  3. Jude - thanks for your kind words. I agree entirely that there are no guarantees that talking will change anything, but we won't know until someone makes the effort to create a forum in which all voices can be heard. I think those who continue to engage in armed actions need to explain what they think they can achieve or will change. I spoke to Ciaran Cunningham about this during the panel discussion at the Waterfront and in a report I did for UTV Live Tonight mid January.You should still be able to get it on the UTV Player. Again, thanks for your kind words and for the issues raised in the Blog. Barney

  4. Dissidents are merely following in the footsetps of Martin McGuinness and people like him. Jude's point is right about not expecting too much from discussion. Although sometimes the people making the argument for violence really need to hear themselves in conversation with others to see how implausible their position is. For that reason Barney is to be commended.

    1. Just a few thoughts and questions. What was the expectation when John Hume began talking to Gerry Adams, and what was achieved? A decade ago could we have imagined a political arrangement at Stormont involving Sinn Fein and the DUP? If you can create momentum within talks then people can be moved.There are those in that dissident or alternative republican world who have been around this conflict long enough to know that armed actions are not going to drive the 'Brits' out or force a re-write of the political agreement. So there needs to be a focus on those armed actions and a constant questioning about their motivation and purpose. Talking may change nothing, but who knows until someone makes the effort. This is a big discussion for the republican community and all its strands - the challenge is to talk to and with each other, not at each other.

    2. Barney,
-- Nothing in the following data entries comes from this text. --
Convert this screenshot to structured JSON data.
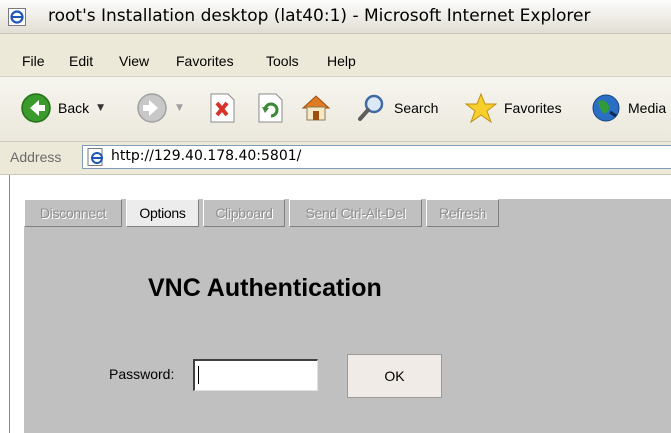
{
  "window": {
    "title": "root's Installation desktop (lat40:1) - Microsoft Internet Explorer",
    "icon": "ie-icon"
  },
  "menu": {
    "items": [
      "File",
      "Edit",
      "View",
      "Favorites",
      "Tools",
      "Help"
    ]
  },
  "toolbar": {
    "back_label": "Back",
    "search_label": "Search",
    "favorites_label": "Favorites",
    "media_label": "Media"
  },
  "address": {
    "label": "Address",
    "url": "http://129.40.178.40:5801/"
  },
  "vnc": {
    "buttons": [
      {
        "label": "Disconnect",
        "enabled": false
      },
      {
        "label": "Options",
        "enabled": true
      },
      {
        "label": "Clipboard",
        "enabled": false
      },
      {
        "label": "Send Ctrl-Alt-Del",
        "enabled": false
      },
      {
        "label": "Refresh",
        "enabled": false
      }
    ],
    "title": "VNC Authentication",
    "password_label": "Password:",
    "password_value": "",
    "ok_label": "OK"
  },
  "colors": {
    "applet_bg": "#c0c0c0",
    "back_arrow": "#3a9a2b",
    "stop_x": "#d8322a",
    "refresh": "#3a8a35"
  }
}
      long before Hume started talking to Adams the Provos were on the current course. It was clear there would be a unionist SF deal and that SF would bend considerably to accomodate that deal. If you go into talks with dissidents using that logic they are unlikely to talk much. What would be in it for them other than the defeat they are so opposed to? You need to talk to them in such a way that the logic drops on them about the futility of the campaign. Let them figure out that they can remain oppositional without either being violent or rolling over like the Provos did.

    3. I said recently that there has to be room in the republican community for a second voice and another opinion. There is nothing wrong with dissent if that's what it is - a different opinion. Where the argument is lost is in a resort to armed activity and actions that will achieve nothing and change nothing. That is the futility of the campaign, and, I agree, where the focus needs to be. The discussion is for the republican community and all its strands.

  5. Barney, but that is where the argument was always lost - in futile armed campaigns. The Provos got very little in return for their often brave and selfless actions. You thinking there should be room for a second opinion in that community is an acknowledgement that room is denied. It always has been. The Provo leadership cannot abide dissent. Armed dissent suits the Provos better as it is easier to dismiss than non violent critiques. Richard O'Rawe was not promoting violence. Even before his tale became stronger than SF's they hated him.